[ACTIVITY] Read through the records. Copy each line that has the word "Basic".

[Component data from apps and pages]
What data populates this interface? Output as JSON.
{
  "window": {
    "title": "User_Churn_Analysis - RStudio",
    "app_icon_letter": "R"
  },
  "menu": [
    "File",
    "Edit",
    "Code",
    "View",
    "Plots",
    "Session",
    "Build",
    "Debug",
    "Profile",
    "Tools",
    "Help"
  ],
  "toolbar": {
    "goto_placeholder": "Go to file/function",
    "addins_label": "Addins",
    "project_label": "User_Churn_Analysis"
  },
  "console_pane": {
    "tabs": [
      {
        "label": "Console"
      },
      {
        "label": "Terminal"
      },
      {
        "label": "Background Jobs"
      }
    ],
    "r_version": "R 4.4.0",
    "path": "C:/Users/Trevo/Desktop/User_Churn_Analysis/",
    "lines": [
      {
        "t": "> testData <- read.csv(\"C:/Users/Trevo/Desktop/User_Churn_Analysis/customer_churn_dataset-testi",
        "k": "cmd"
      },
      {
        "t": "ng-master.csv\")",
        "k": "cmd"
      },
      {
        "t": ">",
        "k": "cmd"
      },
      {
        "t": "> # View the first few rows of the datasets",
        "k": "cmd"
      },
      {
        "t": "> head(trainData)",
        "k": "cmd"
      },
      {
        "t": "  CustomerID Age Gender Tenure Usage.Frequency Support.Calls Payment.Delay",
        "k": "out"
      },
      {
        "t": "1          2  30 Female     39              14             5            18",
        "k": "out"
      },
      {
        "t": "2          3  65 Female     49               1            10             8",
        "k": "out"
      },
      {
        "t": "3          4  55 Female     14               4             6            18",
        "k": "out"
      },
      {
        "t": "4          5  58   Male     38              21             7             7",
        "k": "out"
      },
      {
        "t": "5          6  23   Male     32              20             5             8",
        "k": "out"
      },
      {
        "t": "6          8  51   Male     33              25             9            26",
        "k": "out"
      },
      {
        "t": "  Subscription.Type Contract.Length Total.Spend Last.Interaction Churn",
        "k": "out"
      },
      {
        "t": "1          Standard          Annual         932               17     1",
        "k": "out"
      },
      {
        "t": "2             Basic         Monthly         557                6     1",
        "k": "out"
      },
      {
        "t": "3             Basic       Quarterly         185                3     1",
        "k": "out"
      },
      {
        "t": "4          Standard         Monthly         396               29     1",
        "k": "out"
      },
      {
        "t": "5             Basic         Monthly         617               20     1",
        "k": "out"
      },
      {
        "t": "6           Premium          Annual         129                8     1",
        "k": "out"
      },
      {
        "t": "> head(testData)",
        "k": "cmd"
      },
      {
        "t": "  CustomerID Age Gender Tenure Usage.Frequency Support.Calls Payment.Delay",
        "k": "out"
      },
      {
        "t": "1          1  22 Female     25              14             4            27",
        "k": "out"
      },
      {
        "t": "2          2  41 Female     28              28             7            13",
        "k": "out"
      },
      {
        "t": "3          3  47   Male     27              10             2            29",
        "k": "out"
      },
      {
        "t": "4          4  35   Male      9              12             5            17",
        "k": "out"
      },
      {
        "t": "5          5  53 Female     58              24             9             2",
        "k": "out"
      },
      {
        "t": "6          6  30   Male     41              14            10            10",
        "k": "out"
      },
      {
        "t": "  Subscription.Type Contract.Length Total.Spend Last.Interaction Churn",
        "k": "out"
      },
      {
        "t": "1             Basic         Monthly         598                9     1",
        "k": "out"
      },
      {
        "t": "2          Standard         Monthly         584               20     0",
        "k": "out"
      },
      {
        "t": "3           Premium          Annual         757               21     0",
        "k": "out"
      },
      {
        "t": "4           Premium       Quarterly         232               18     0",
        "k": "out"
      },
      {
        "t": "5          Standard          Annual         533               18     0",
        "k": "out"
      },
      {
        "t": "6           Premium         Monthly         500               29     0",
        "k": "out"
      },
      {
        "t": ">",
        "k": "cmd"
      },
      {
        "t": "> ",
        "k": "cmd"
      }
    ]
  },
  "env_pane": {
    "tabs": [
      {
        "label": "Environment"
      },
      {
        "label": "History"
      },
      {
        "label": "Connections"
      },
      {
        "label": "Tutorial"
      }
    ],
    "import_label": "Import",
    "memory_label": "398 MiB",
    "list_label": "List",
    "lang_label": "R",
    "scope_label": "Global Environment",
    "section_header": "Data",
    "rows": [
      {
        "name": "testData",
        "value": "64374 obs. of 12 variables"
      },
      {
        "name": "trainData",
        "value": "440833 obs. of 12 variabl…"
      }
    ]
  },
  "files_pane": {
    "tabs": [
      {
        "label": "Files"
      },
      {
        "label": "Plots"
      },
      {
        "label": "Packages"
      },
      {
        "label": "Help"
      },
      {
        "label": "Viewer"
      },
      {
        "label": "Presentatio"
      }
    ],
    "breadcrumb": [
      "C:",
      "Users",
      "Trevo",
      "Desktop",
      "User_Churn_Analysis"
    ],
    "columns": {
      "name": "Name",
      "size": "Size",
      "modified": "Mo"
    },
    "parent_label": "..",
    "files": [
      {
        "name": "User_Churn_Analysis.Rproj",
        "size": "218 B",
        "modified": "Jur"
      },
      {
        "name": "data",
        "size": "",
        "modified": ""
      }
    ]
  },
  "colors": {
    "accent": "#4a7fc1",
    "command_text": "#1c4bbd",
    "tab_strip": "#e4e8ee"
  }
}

[RESPONSE TO THIS EXERCISE]
        "t": "2             Basic         Monthly         557                6     1",
        "t": "3             Basic       Quarterly         185                3     1",
        "t": "5             Basic         Monthly         617               20     1",
        "t": "1             Basic         Monthly         598                9     1",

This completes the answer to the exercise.